Dwight Howard’s departure left Lakers fans wondering what the future of the Lakers would entail. With the Lakers signing one-year veteran minimum deals this offseason, it’s accurate to say that the Lakers are preparing for rebuilding mode in 2014. There’s one big problem. Would Kobe Bryant be willing to take a huge pay cut, possibly a one-year minimum salary worth $1.45 million, the ultimate financial sacrifice, to give the Lakers the best chance to rebuild?
Not so fast. Kobe bleeds purple and gold, but he’s also a very smart businessman.
“I’m not taking any at all – that’s the negotiation that you have to have.” Kobe Bryant told Lakers Nation in an exclusive interview at his Kobe Basketball Academy on Wednesday. “For me to sit here and say, ‘Oh yeah, I’m just going to take a huge pay cut. Nah, I’m going to try to get as much as I possibly can.”
If you were hoping Kobe would think about taking a minimum salary in 2014, think again. Both Tim Duncan and Kevin Garnett are examples of veterans who sacrificed more than half their salaries for their teams, but Kobe is a different breed – a financially savvy individual. Bryant also said the business side is always “strange” and “uncomfortable” for athletes, who find themselves in situations where they will get “backlashed, inevitably.”
Bryant though, isn’t afraid of the backlash, and he never has been. Both on and off the court, where others find themselves uncomfortable, Kobe thrives.
At the moment, Steve Nash is the only player on the books for the 2014-2015 season of rebuilding. A maximum salary for Bryant ($32 million) would not leave the Lakers with the necessary financial tools to truly rebuild, especially with potential free agents like LeBron James and Carmelo Anthony available in one year’s time.

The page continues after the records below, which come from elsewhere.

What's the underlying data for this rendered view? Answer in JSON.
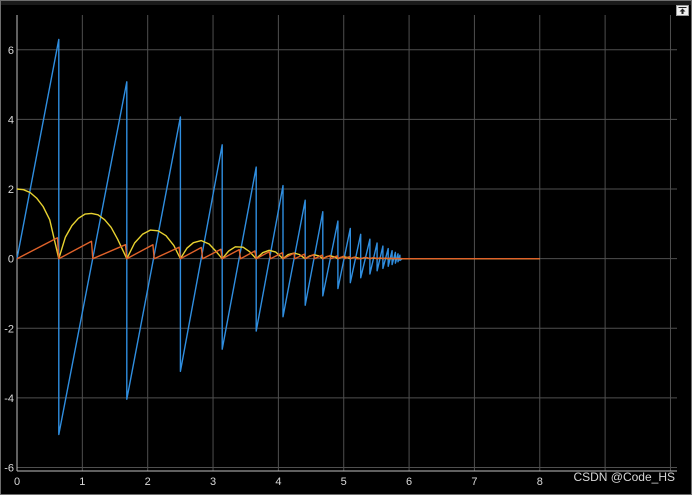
{
  "watermark": "CSDN @Code_HS",
  "toolbar": {
    "expand_icon": "expand-arrow-icon"
  },
  "colors": {
    "background": "#000000",
    "grid": "#4f4f4f",
    "axis": "#bfbfbf",
    "series1": "#2f8ee0",
    "series2": "#e8d230",
    "series3": "#e0622a"
  },
  "chart_data": {
    "type": "line",
    "title": "",
    "xlabel": "",
    "ylabel": "",
    "xlim": [
      0,
      10.1
    ],
    "ylim": [
      -6.1,
      7.0
    ],
    "x_ticks": [
      0,
      1,
      2,
      3,
      4,
      5,
      6,
      7,
      8
    ],
    "y_ticks": [
      -6,
      -4,
      -2,
      0,
      2,
      4,
      6
    ],
    "grid": true,
    "legend": "none",
    "series": [
      {
        "color": "#2f8ee0",
        "x": [
          0,
          0.64,
          0.64,
          1.68,
          1.68,
          2.5,
          2.5,
          3.14,
          3.14,
          3.66,
          3.66,
          4.07,
          4.07,
          4.41,
          4.41,
          4.68,
          4.68,
          4.91,
          4.91,
          5.1,
          5.1,
          5.26,
          5.26,
          5.4,
          5.4,
          5.51,
          5.51,
          5.6,
          5.6,
          5.68,
          5.68,
          5.74,
          5.74,
          5.79,
          5.79,
          5.83,
          5.83,
          5.86,
          5.86,
          5.9,
          8.0
        ],
        "y": [
          0,
          6.3,
          -5.05,
          5.08,
          -4.04,
          4.07,
          -3.24,
          3.27,
          -2.6,
          2.63,
          -2.08,
          2.1,
          -1.67,
          1.68,
          -1.34,
          1.35,
          -1.07,
          1.08,
          -0.86,
          0.87,
          -0.69,
          0.7,
          -0.55,
          0.56,
          -0.44,
          0.45,
          -0.35,
          0.36,
          -0.28,
          0.29,
          -0.22,
          0.23,
          -0.17,
          0.18,
          -0.13,
          0.14,
          -0.09,
          0.1,
          -0.05,
          0,
          0
        ]
      },
      {
        "color": "#e8d230",
        "x": [
          0,
          0.1,
          0.2,
          0.3,
          0.4,
          0.5,
          0.64,
          0.74,
          0.84,
          0.94,
          1.04,
          1.14,
          1.24,
          1.34,
          1.44,
          1.54,
          1.68,
          1.8,
          1.92,
          2.04,
          2.16,
          2.28,
          2.4,
          2.5,
          2.6,
          2.7,
          2.82,
          2.94,
          3.04,
          3.14,
          3.24,
          3.34,
          3.46,
          3.56,
          3.66,
          3.76,
          3.86,
          3.96,
          4.07,
          4.15,
          4.24,
          4.32,
          4.41,
          4.48,
          4.55,
          4.62,
          4.68,
          4.74,
          4.8,
          4.86,
          4.91,
          4.96,
          5.01,
          5.06,
          5.1,
          5.14,
          5.18,
          5.22,
          5.26,
          5.3,
          5.33,
          5.37,
          5.4,
          5.43,
          5.46,
          5.49,
          5.51,
          5.54,
          5.56,
          5.58,
          5.6,
          5.62,
          5.64,
          5.66,
          5.68,
          5.7,
          5.72,
          5.74,
          5.76,
          5.78,
          5.79,
          5.81,
          5.83,
          5.85,
          5.86,
          5.88,
          5.9,
          8.0
        ],
        "y": [
          2.0,
          1.98,
          1.9,
          1.74,
          1.5,
          1.12,
          0,
          0.62,
          0.95,
          1.16,
          1.28,
          1.3,
          1.26,
          1.12,
          0.9,
          0.56,
          0,
          0.45,
          0.7,
          0.82,
          0.8,
          0.66,
          0.38,
          0,
          0.3,
          0.46,
          0.52,
          0.42,
          0.22,
          0,
          0.22,
          0.34,
          0.33,
          0.2,
          0,
          0.17,
          0.24,
          0.19,
          0,
          0.12,
          0.16,
          0.12,
          0,
          0.08,
          0.11,
          0.08,
          0,
          0.06,
          0.08,
          0.05,
          0,
          0.04,
          0.05,
          0.03,
          0,
          0.03,
          0.04,
          0.02,
          0,
          0.02,
          0.03,
          0.02,
          0,
          0.015,
          0.02,
          0.01,
          0,
          0.01,
          0.015,
          0.01,
          0,
          0.01,
          0.01,
          0.005,
          0,
          0.005,
          0.008,
          0,
          0.004,
          0.005,
          0,
          0.003,
          0.003,
          0,
          0.002,
          0,
          0,
          0
        ]
      },
      {
        "color": "#e0622a",
        "x": [
          0,
          0.62,
          0.64,
          1.14,
          1.16,
          1.66,
          1.68,
          2.08,
          2.1,
          2.48,
          2.5,
          2.82,
          2.84,
          3.12,
          3.14,
          3.4,
          3.42,
          3.64,
          3.66,
          3.86,
          3.88,
          4.06,
          4.07,
          4.24,
          4.25,
          4.4,
          4.41,
          4.54,
          4.55,
          4.67,
          4.68,
          4.79,
          4.8,
          4.9,
          4.91,
          5.0,
          5.01,
          5.09,
          5.1,
          5.18,
          5.19,
          5.26,
          5.33,
          5.4,
          5.46,
          5.51,
          5.56,
          5.6,
          5.64,
          5.68,
          5.72,
          5.74,
          5.77,
          5.79,
          5.82,
          5.83,
          5.85,
          5.86,
          5.88,
          5.9,
          8.0
        ],
        "y": [
          0,
          0.6,
          0,
          0.5,
          0,
          0.4,
          0,
          0.4,
          0,
          0.33,
          0,
          0.32,
          0,
          0.27,
          0,
          0.26,
          0,
          0.22,
          0,
          0.2,
          0,
          0.17,
          0,
          0.16,
          0,
          0.13,
          0,
          0.12,
          0,
          0.1,
          0,
          0.09,
          0,
          0.08,
          0,
          0.07,
          0,
          0.06,
          0,
          0.05,
          0,
          0,
          0.04,
          0,
          0.03,
          0,
          0.025,
          0,
          0.02,
          0,
          0.015,
          0,
          0.01,
          0,
          0.008,
          0,
          0.005,
          0,
          0.003,
          0,
          0
        ]
      }
    ]
  }
}
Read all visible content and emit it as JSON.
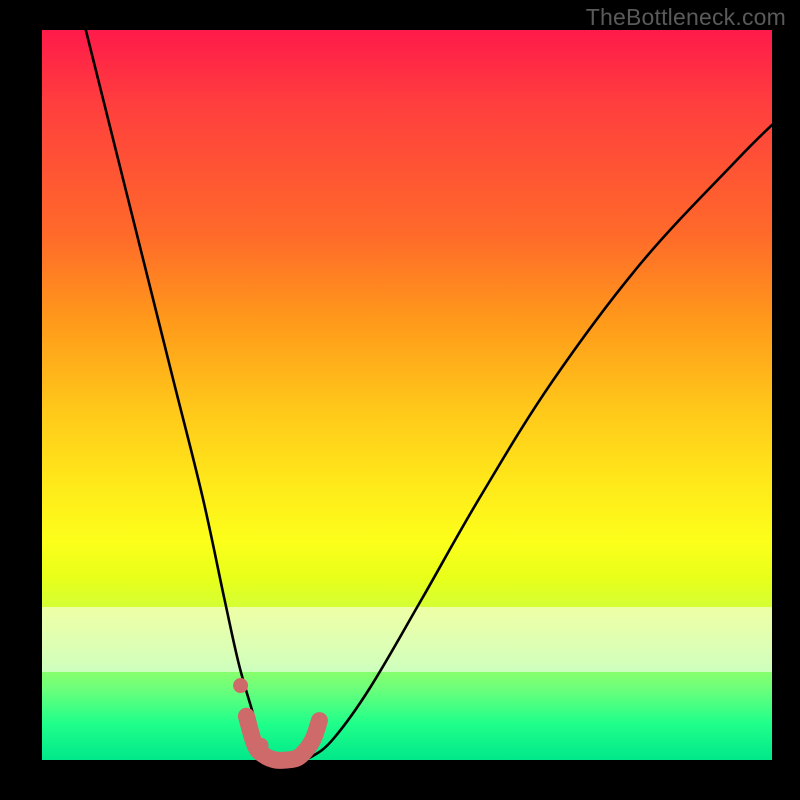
{
  "watermark": "TheBottleneck.com",
  "chart_data": {
    "type": "line",
    "title": "",
    "xlabel": "",
    "ylabel": "",
    "xlim": [
      0,
      100
    ],
    "ylim": [
      0,
      100
    ],
    "grid": false,
    "legend": false,
    "series": [
      {
        "name": "bottleneck-curve",
        "x": [
          6,
          10,
          14,
          18,
          22,
          25,
          27,
          29,
          30,
          31,
          33,
          35,
          37,
          40,
          45,
          52,
          60,
          70,
          82,
          95,
          100
        ],
        "values": [
          100,
          84,
          68,
          52,
          36,
          22,
          13,
          6,
          2,
          0.5,
          0,
          0,
          0.5,
          3,
          10,
          22,
          36,
          52,
          68,
          82,
          87
        ]
      }
    ],
    "markers": [
      {
        "name": "dot-left",
        "x": 27.2,
        "y": 10.2
      },
      {
        "name": "dot-valley",
        "x": 30.0,
        "y": 2.0
      }
    ],
    "highlight_segment": {
      "name": "valley-highlight",
      "x": [
        28.0,
        29.2,
        30.5,
        32.0,
        33.5,
        35.0,
        36.2,
        37.2,
        38.0
      ],
      "values": [
        6.0,
        2.0,
        0.6,
        0.0,
        0.0,
        0.3,
        1.4,
        3.0,
        5.4
      ]
    },
    "pale_band_y": [
      12,
      21
    ],
    "colors": {
      "curve": "#000000",
      "highlight": "#cf6a6a",
      "watermark": "#5a5a5a"
    }
  }
}
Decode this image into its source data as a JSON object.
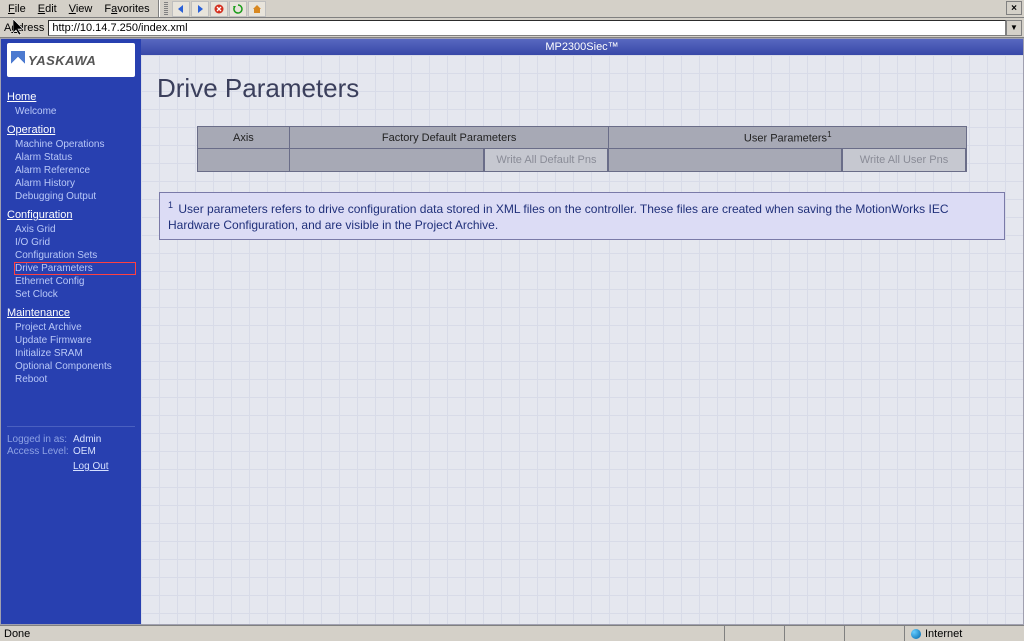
{
  "browser": {
    "menu": {
      "file": "File",
      "edit": "Edit",
      "view": "View",
      "favorites": "Favorites"
    },
    "toolbar": {
      "back": "back-arrow",
      "forward": "forward-arrow",
      "stop": "stop",
      "refresh": "refresh",
      "home": "home"
    },
    "close_label": "×",
    "address_label": "Address",
    "address_value": "http://10.14.7.250/index.xml",
    "dropdown_glyph": "▼"
  },
  "sidebar": {
    "brand": "YASKAWA",
    "sections": [
      {
        "title": "Home",
        "items": [
          {
            "label": "Welcome"
          }
        ]
      },
      {
        "title": "Operation",
        "items": [
          {
            "label": "Machine Operations"
          },
          {
            "label": "Alarm Status"
          },
          {
            "label": "Alarm Reference"
          },
          {
            "label": "Alarm History"
          },
          {
            "label": "Debugging Output"
          }
        ]
      },
      {
        "title": "Configuration",
        "items": [
          {
            "label": "Axis Grid"
          },
          {
            "label": "I/O Grid"
          },
          {
            "label": "Configuration Sets"
          },
          {
            "label": "Drive Parameters",
            "highlighted": true
          },
          {
            "label": "Ethernet Config"
          },
          {
            "label": "Set Clock"
          }
        ]
      },
      {
        "title": "Maintenance",
        "items": [
          {
            "label": "Project Archive"
          },
          {
            "label": "Update Firmware"
          },
          {
            "label": "Initialize SRAM"
          },
          {
            "label": "Optional Components"
          },
          {
            "label": "Reboot"
          }
        ]
      }
    ],
    "session": {
      "logged_in_as_label": "Logged in as:",
      "logged_in_as_value": "Admin",
      "access_level_label": "Access Level:",
      "access_level_value": "OEM",
      "logout_label": "Log Out"
    }
  },
  "main": {
    "titlebar": "MP2300Siec™",
    "page_title": "Drive Parameters",
    "table": {
      "h_axis": "Axis",
      "h_factory": "Factory Default Parameters",
      "h_user": "User Parameters",
      "h_user_sup": "1",
      "btn_default": "Write All Default Pns",
      "btn_user": "Write All User Pns"
    },
    "footnote": {
      "sup": "1",
      "text": "User parameters refers to drive configuration data stored in XML files on the controller. These files are created when saving the MotionWorks IEC Hardware Configuration, and are visible in the Project Archive."
    }
  },
  "statusbar": {
    "left": "Done",
    "zone": "Internet"
  }
}
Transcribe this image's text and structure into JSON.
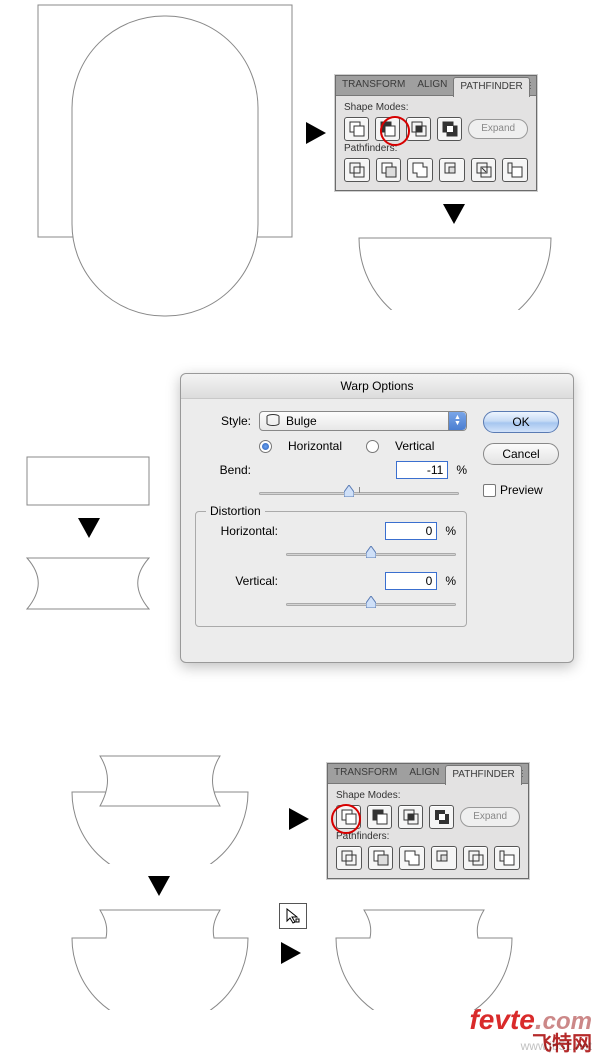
{
  "pathfinder_panel": {
    "tabs": {
      "transform": "TRANSFORM",
      "align": "ALIGN",
      "pathfinder": "PATHFINDER"
    },
    "shape_modes_label": "Shape Modes:",
    "pathfinders_label": "Pathfinders:",
    "expand_label": "Expand",
    "shape_mode_icons": [
      "unite-icon",
      "minus-front-icon",
      "intersect-icon",
      "exclude-icon"
    ],
    "pathfinder_icons": [
      "divide-icon",
      "trim-icon",
      "merge-icon",
      "crop-icon",
      "outline-icon",
      "minus-back-icon"
    ]
  },
  "warp_dialog": {
    "title": "Warp Options",
    "style_label": "Style:",
    "style_value": "Bulge",
    "horizontal_label": "Horizontal",
    "vertical_label": "Vertical",
    "bend_label": "Bend:",
    "bend_value": "-11",
    "pct": "%",
    "distortion_label": "Distortion",
    "dist_h_label": "Horizontal:",
    "dist_h_value": "0",
    "dist_v_label": "Vertical:",
    "dist_v_value": "0",
    "ok_label": "OK",
    "cancel_label": "Cancel",
    "preview_label": "Preview"
  },
  "watermark": {
    "brand": "fevte",
    "dot": ".",
    "com": "com",
    "sub": "飞特网",
    "faint": "www.jb51.net"
  }
}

Don’t count out the idea of Kobe taking a pay cut, just don’t expect it to be as big as you were hoping.